By Adrian Marriage
In the spring of 1965 the UBC Faculty of Arts found itself engaged in the most comprehensive re-assessment of the content and structure of its undergraduate curriculum that it had undertaken in almost fifty years. The occasion for this self-examination was the appearance of an elegant and searching, forty-page document bearing the title Discipline and Discovery, which, though prepared by members of the Faculty’s own professoriate, displayed ambitions and style closer to philosophical reflection than to those of the usual committee’s response to the usual bureaucratic commission. (It is significant that the authors of Discipline and Discovery–C W Eliot, K D Naegele, M Prang, M W Steinberg, L Tiger–speak of it as an essay on the Faculty of Arts rather than a report to the Faculty of Arts.) But these were the mid-1960s, and educational re-assessment and innovation were in the air.
Discipline and Discovery identified the upper division of the baccalaureate degree as the time for the achievement of mastery over the elements of one of the accredited academic disciplines; and indeed, a modified version of its recommendations continues to serve as the basis for the Faculty’s present system of Majors. The second year, through provision of a series of carefully worked out surveys, was to supply students with the means for informed choice of the Majors they would take in third and fourth years. But it was in its radical proposals regarding the curriculum for the first year that the essay/report broke most decisively with existing practice.
The argument against existing practice came under three heads. First, and most practically, students coming straight from high school to university were simply no equipped to make the educational decisions (choosing from 44 course covering 27 subjects!) which would guarantee either coherence or real substance in their studies; and the few required courses did no more than mitigate this state of affairs. Secondly, there was “a reservoir of fundamental questions,” central to enquiry in the Humanities, which no single discipline was competent to address and which, more commonly than not, fell into the interstices of the standard disciplines. Thirdly, the steady march towards increasing specialization which characterised modern scholarship meant that some explicit means had to be found to counteract the fragmentation of experience which seemed, perhaps inevitably, to be its consequence.
Accordingly, the authors of Discipline and Discovery recommended that a system of core courses be devised under the rubrics “Man and Society,” “Man and Thought,” and “Man and Expression,” and that these courses, to be taught with heavy emphasis on tutorials and seminars, become the required curriculum for the entire freshman body00at that time numbering some 3,000 students. Not surprisingly, this proved to be too big a pill for the Faculty of Arts to swallow. It therefore appointed a committee charged with the task of bringing these proposals down to practical scale, and that committee in turn recommended (also in 1965) that a “pilot project,” taking in 300 students, be given an experimental run of two years.
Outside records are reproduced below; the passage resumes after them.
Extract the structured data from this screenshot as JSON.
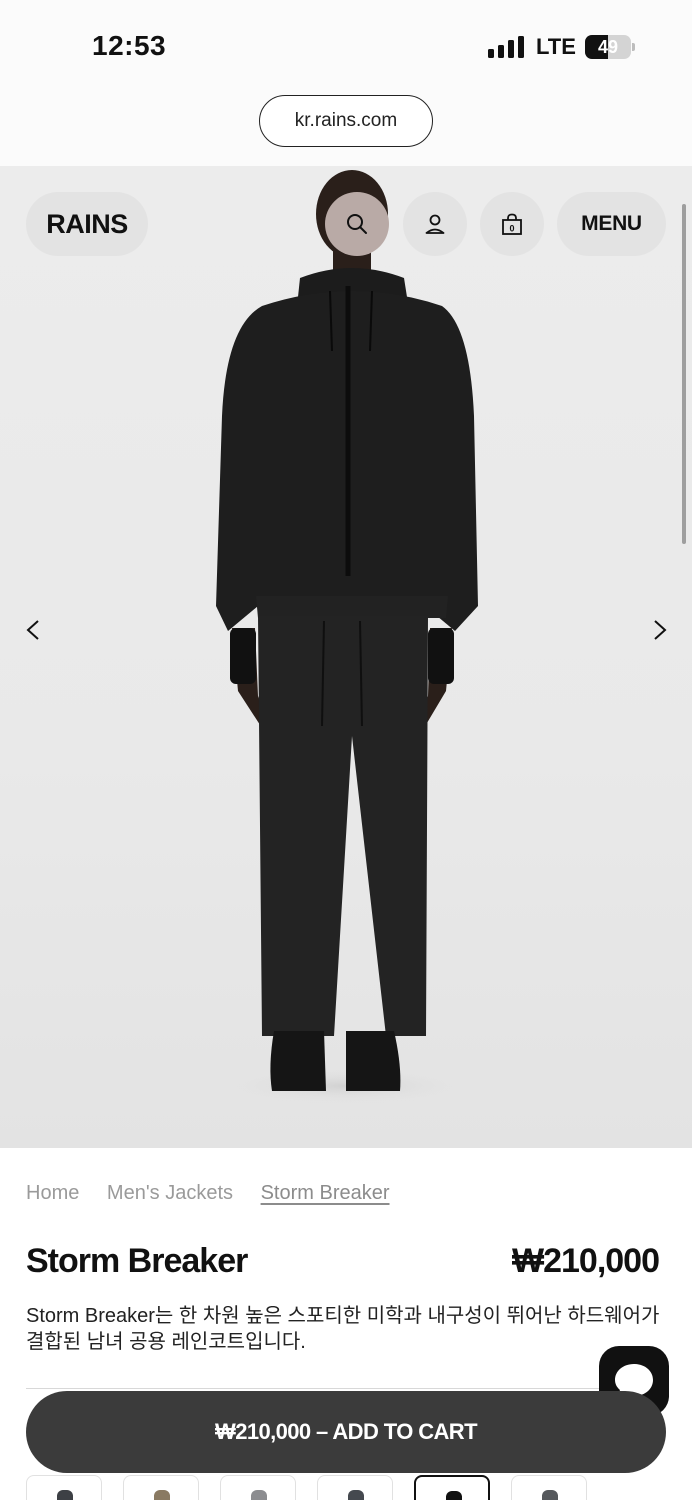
{
  "status_bar": {
    "time": "12:53",
    "network": "LTE",
    "battery": "49"
  },
  "browser": {
    "url": "kr.rains.com"
  },
  "header": {
    "logo": "RAINS",
    "menu_label": "MENU",
    "cart_count": "0"
  },
  "breadcrumb": [
    "Home",
    "Men's Jackets",
    "Storm Breaker"
  ],
  "product": {
    "title": "Storm Breaker",
    "price": "₩210,000",
    "description": "Storm Breaker는 한 차원 높은 스포티한 미학과 내구성이 뛰어난 하드웨어가 결합된 남녀 공용 레인코트입니다."
  },
  "cta": {
    "add_to_cart": "₩210,000 – ADD TO CART"
  },
  "swatches": [
    {
      "color": "#3d4045",
      "selected": false
    },
    {
      "color": "#8a7a62",
      "selected": false
    },
    {
      "color": "#8c8d90",
      "selected": false
    },
    {
      "color": "#45494f",
      "selected": false
    },
    {
      "color": "#111111",
      "selected": true
    },
    {
      "color": "#55585c",
      "selected": false
    }
  ],
  "colors": {
    "accent_button": "#3b3b3b",
    "nav_pill": "#e3e3e3"
  }
}
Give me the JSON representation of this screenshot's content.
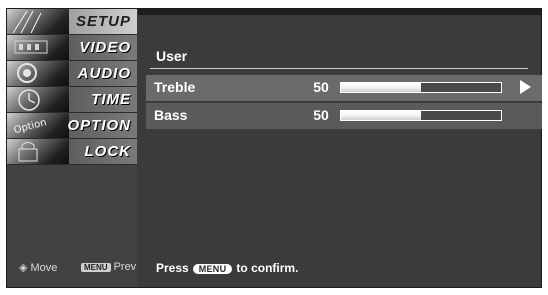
{
  "sidebar": {
    "items": [
      {
        "label": "SETUP",
        "icon": "setup-icon",
        "active": true
      },
      {
        "label": "VIDEO",
        "icon": "video-icon",
        "active": false
      },
      {
        "label": "AUDIO",
        "icon": "audio-icon",
        "active": false
      },
      {
        "label": "TIME",
        "icon": "clock-icon",
        "active": false
      },
      {
        "label": "OPTION",
        "icon": "option-icon",
        "thumb_text": "Option",
        "active": false
      },
      {
        "label": "LOCK",
        "icon": "lock-icon",
        "active": false
      }
    ],
    "hints": {
      "move_label": "Move",
      "prev_badge": "MENU",
      "prev_label": "Prev"
    }
  },
  "main": {
    "header": "User",
    "rows": [
      {
        "label": "Treble",
        "value": "50",
        "level": 0.5,
        "has_arrow": true
      },
      {
        "label": "Bass",
        "value": "50",
        "level": 0.5,
        "has_arrow": false
      }
    ],
    "footer": {
      "press": "Press",
      "menu_badge": "MENU",
      "confirm": "to confirm."
    }
  },
  "colors": {
    "panel": "#3b3b3b",
    "sidebar_active": "#d0d0d0",
    "row_selected": "#6b6b6b"
  }
}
That “pilot project,” evaluated and approved for continuation after the experimental phase, and running continuously now for 25 years, is essentially the Arts One of the present time.
Between the recommendation of a pilot project in 1965 and its inauguration in 1967 a number of volunteer groups set about the job of working out the details of what should be taught and how. During this time they consulted extensively with others, perhaps most notably with Prof. Joseph Tussman of the UC Berkeley Philosophy Department, who was himself then engaged in overseeing the early days of an ambitious two-year program patterned on Meiklejohn’s experimental college at Wisconsin in the 1930s (see Joseph Tussman, Experiment at Berkeley, OUP, 1968). In these two run-up years Arts One thereby took on new influences and acquired more complex ancestries.
The Experimental College Program died after four years, the victim not of educational failure but of an inability to find an organisational niche in Berkeley’s departmental structure. Arts One, operating out of a dilapidated “temporary” building between Commerce and Education, usually on a thin budget and sometimes on none at all, surviving early charges of dilettantism and 1960s silliness, is now about to celebrate its 25th anniversary. More than 5,000 students have been graduated from the program, taught through the years by as many as a hundred faculty members from around the campus but mostly by a stage army of enthusiasts within the Faculty of Arts itself. A recent evaluation of the program’s accomplishments, prepared by a Dean’s committee under the chairmanship of Prof Egerton, spoke of it in terms with could fairly be described as glowing. More recently still, the program acquired the cachet of favourable mention in Maclean’s Magazine. Its reputation, in truth, is now distinguished and nation-wide.
Meanwhile, the freshman year in UBC’s Faculty of Arts looks much the same as it did to the authors of Discipline and Discovery. Whether that should be a matter for concern is not fur us to say. But those of us who have been associated with Arts One over the last quarter century are happy to have had the chance of offering an alternative; happier still, dare we say, that a number of others now think that it is an alternative which has something like an exemplary look to it.